• The Bible Studies for Life lesson for Aug. 17 focuses on 1 Peter 5:6-11.
The Texas Rangers had a great season in 2010. It was the first time they had won the American League pennant. They went on to play in their first World Series, losing the title to the San Francisco Giants in the fifth game. The 2011 season was pretty amazing as well. Another pennant win and World Series appearance. Yes, they lost to the St. Louis Cardinals, but it was another great season.
It was fun being a fan in 2010-2011. Who doesn’t love being associated with a winning team? Fast forward to 2014. The Rangers are the worst team in baseball as this is being written. It is a little harder to be a jubilant fan when they aren’t doing so well.
Sometimes we treat our walk with Christ like a baseball season. When things are going well, we’re enthusiastic. When we think Christianity is “winning,” we are glad to be called a follower of Christ. But let persecution, ridicule and suffering come, and faith can take a beating.
How does one stand strong when things get hard? Psychologists tell us there are usually two responses—fight or flight. Neither will do for those who follow Jesus.
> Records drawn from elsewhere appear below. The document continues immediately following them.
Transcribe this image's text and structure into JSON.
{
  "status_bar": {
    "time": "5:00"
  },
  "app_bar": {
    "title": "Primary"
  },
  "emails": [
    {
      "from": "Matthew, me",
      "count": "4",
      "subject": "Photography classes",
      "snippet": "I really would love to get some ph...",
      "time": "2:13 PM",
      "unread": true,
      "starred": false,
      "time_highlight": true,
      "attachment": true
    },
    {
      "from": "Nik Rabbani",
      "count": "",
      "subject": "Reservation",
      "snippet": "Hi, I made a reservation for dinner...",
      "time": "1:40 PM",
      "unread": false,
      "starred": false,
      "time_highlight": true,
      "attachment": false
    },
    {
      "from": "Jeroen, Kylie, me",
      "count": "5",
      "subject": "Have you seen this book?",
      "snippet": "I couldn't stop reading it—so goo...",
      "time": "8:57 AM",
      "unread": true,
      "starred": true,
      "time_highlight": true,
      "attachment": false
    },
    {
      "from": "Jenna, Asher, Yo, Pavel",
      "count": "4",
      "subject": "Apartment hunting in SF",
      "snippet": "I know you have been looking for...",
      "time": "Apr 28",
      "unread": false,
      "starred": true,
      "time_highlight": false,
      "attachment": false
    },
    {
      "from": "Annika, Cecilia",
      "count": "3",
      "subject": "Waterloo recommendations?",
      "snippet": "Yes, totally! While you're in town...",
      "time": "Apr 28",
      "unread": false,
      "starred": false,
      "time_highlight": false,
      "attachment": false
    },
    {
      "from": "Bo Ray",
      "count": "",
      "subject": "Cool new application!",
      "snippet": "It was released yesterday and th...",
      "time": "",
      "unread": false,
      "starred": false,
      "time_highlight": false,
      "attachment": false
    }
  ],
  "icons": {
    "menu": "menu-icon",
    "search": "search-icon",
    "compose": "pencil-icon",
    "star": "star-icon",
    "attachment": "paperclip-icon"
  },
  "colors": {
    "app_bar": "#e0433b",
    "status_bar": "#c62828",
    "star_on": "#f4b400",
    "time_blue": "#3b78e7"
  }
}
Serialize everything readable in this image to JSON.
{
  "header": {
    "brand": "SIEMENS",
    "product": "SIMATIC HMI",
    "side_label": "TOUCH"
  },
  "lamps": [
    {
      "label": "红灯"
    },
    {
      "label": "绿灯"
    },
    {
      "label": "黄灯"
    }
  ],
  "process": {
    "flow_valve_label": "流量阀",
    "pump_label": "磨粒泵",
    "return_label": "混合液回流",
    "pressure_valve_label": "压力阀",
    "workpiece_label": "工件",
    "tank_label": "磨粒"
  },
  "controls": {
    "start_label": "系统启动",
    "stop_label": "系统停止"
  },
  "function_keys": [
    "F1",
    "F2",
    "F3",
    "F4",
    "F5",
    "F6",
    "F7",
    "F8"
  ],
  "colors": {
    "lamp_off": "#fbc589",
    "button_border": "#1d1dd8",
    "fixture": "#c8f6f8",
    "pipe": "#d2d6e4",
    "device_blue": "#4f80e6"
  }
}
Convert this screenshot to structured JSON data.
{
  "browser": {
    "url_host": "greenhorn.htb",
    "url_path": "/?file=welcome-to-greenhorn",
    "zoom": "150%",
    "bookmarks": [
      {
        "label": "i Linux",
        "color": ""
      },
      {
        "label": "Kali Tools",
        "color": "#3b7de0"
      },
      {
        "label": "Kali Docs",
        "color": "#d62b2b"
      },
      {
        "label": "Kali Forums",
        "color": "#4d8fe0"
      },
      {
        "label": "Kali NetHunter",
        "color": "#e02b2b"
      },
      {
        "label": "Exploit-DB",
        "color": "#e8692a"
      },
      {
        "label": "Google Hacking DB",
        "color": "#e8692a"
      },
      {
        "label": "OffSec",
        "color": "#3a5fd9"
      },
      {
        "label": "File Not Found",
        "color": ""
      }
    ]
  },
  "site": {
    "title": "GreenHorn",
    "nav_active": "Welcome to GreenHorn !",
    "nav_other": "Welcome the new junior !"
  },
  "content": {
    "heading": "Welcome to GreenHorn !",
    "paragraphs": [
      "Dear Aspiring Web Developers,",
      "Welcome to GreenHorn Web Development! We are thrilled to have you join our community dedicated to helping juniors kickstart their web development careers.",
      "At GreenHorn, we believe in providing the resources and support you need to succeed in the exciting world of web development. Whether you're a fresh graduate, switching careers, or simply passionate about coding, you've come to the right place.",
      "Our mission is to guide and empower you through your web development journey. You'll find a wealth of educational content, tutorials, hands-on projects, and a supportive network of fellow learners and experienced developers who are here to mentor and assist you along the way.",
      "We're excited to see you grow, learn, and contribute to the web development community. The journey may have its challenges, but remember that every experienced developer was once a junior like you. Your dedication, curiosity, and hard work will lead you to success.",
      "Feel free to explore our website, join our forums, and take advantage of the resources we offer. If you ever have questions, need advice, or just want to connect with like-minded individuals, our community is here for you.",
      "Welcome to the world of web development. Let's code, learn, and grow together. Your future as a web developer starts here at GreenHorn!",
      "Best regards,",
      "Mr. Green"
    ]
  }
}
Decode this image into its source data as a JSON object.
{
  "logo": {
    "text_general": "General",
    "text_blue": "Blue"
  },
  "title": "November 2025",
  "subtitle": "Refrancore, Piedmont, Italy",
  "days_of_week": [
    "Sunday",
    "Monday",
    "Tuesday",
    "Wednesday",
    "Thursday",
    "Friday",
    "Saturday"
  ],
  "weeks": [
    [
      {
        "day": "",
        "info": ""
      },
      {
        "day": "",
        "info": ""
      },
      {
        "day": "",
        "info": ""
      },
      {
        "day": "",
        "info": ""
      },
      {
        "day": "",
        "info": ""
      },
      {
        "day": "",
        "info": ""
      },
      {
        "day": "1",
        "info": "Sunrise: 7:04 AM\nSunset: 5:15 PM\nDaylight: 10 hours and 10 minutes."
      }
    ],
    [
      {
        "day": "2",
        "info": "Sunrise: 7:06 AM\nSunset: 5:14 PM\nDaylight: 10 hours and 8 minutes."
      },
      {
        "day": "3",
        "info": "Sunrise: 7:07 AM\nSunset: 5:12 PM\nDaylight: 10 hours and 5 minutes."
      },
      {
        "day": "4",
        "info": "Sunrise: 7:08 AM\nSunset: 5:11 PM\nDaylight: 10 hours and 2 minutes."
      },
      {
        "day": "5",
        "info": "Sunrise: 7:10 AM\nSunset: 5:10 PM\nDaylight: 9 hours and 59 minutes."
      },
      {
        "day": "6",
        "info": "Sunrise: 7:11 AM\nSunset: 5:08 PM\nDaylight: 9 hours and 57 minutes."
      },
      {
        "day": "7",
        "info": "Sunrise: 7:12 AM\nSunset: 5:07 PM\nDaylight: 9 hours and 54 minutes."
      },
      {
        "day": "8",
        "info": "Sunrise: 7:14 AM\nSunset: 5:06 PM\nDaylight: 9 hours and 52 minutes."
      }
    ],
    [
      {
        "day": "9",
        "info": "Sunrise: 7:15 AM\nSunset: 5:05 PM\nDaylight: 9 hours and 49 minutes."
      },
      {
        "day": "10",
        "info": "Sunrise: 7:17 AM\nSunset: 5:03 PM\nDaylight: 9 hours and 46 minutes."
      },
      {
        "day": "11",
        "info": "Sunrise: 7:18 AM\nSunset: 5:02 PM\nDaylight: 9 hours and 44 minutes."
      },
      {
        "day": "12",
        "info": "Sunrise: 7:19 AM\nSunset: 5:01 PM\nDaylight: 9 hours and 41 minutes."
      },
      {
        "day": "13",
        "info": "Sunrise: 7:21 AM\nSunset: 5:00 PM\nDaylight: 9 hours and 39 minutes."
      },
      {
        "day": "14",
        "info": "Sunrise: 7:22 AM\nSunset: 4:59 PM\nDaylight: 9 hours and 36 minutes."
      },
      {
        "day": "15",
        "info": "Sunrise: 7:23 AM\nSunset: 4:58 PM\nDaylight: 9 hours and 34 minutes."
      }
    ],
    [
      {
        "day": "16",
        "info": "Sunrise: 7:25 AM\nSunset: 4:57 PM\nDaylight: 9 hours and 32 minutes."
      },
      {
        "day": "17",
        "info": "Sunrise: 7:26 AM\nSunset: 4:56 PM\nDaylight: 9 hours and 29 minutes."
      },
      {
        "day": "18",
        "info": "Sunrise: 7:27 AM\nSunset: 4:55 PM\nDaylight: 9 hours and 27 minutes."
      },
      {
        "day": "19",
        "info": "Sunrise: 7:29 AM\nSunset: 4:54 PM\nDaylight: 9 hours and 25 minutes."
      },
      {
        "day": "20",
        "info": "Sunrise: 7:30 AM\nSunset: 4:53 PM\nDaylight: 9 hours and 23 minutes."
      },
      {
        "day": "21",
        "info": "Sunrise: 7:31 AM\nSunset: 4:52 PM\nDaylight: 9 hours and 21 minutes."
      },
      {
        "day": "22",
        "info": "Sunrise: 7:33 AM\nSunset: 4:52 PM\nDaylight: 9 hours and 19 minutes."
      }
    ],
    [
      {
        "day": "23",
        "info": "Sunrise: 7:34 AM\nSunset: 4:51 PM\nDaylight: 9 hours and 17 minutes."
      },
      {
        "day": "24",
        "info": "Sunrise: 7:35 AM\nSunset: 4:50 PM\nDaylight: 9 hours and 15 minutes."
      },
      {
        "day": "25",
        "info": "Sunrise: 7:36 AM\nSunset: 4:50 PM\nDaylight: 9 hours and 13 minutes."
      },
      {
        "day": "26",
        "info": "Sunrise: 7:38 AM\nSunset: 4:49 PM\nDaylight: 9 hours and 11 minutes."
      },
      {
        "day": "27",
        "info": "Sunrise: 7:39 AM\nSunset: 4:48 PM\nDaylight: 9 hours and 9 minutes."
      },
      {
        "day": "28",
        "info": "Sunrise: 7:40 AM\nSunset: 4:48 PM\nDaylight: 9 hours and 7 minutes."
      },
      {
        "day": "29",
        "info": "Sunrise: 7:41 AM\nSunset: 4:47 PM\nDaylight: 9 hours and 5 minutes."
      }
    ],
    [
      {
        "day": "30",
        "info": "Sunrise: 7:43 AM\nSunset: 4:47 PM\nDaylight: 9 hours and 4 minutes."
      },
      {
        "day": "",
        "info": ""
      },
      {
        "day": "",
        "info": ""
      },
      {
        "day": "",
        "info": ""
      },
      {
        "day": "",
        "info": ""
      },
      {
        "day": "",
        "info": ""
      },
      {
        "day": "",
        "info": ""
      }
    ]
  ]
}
Peter used both of those responses the night Jesus was arrested. When the soldiers came to the garden of Gethsemane to arrest his master, he grabbed a sword and cut off the ear of the high priest’s servant. Jesus told Peter to put away his sword, because those who fight by the sword will die by the sword.
During Jesus’ trial, Peter chose the flight method. When asked if he knew Jesus, he denied Christ three times. He then fled the courtyard and wept bitter tears. That night must have felt like the ultimate losing season.
This is the same man who now tells first-century Christians and us today to humble ourselves under God’s mighty hand (1 Peter 5:6).
Humility is acknowledging everything we are and have comes from God. The breath we breathe, the strength to walk, the mind to think, the will to choose, the ability to love. All are gifts from God’s gracious hand.
In the face of suffering, we must humble ourselves. We don’t suffer because we are good. We suffer because Christ suffered, and we follow him. Left to our own devices, we run from suffering in a heartbeat. Jesus walked straight toward it by dying on the cross for our sakes. He didn’t have to do that. But he humbled himself and became obedient to God’s will for his life and ultimately ours.
That’s why we can cast every anxiety on him. He cares for us like no other. Paul reminds us: “Do not be anxious about anything, but in everything, by prayer and petition, with thanksgiving, present your requests to God. And the peace of God, which transcends all understanding, will guard your hearts and minds in Christ Jesus” (Philippians 4:6-7).
Be alert, self-controlled, strong
Peter also teaches us to be on the watch for a spiritual enemy. Many in his day wanted to silence the voices of those who proclaimed Christ, discredit their witness and destroy the church altogether. That doesn’t seem so different from our day. He wisely teaches us to be alert to the tactics of the one who seeks to destroy, to exercise self-control and to stand firm. He compared the enemy to a prowling lion (1 Peter 5:8-9).
Lions tend to hunt in a group to increase their chances of catching something to eat. Their victims might be sick, young or alone. It is easier to be hunted down when the victim is vulnerable. When we do not care for our souls, distance ourselves from other believers or fail to feed on God’s word, we become susceptible to the enemy’s strategies.
Alertness coupled with the fruit of the Spirit—self-control—gives us strength to stand. Consider Jesus hanging on the cross. He had been beaten, mocked, lied about and betrayed. What did he do to deserve that? Nothing! Instead of lashing out at those crucifying him, he asked the Father to forgive them because they didn’t know what they were doing.
We are to resist the enemy. He will throw all kinds of lies at believers: “God’s not really going to take care of you. You have to meet your own needs any way you can.” “Christians shouldn’t have to suffer. God doesn’t care about you.” How do you counteract those lies?
Stand firm in your faith. Consider the three elements of faith: A firm conviction about God and his truth; a personal surrender to Christ; and a way of living inspired by that surrender.
Instead of listening to lies, ask God to reveal truth to you. Surrender to the truth God shows you in his word. Allow his word to shape the way you live.
Only for a season
The psalmist wrote, “Weeping may remain for a night, but rejoicing comes in the morning” (Psalm 30:5). The God of all grace promises us our suffering only will last for a little while. He has called us to his eternal glory. He personally will restore us, make us strong and cause us to be steadfast.
With the Apostle Paul, we declare, “God is able to make all grace abound to you, so that in all things at all times, having all that you need, you will abound in every good work” (2 Corinthians 9:8). Victorious faith is ours because of the mighty power of Almighty God. His is the winning team.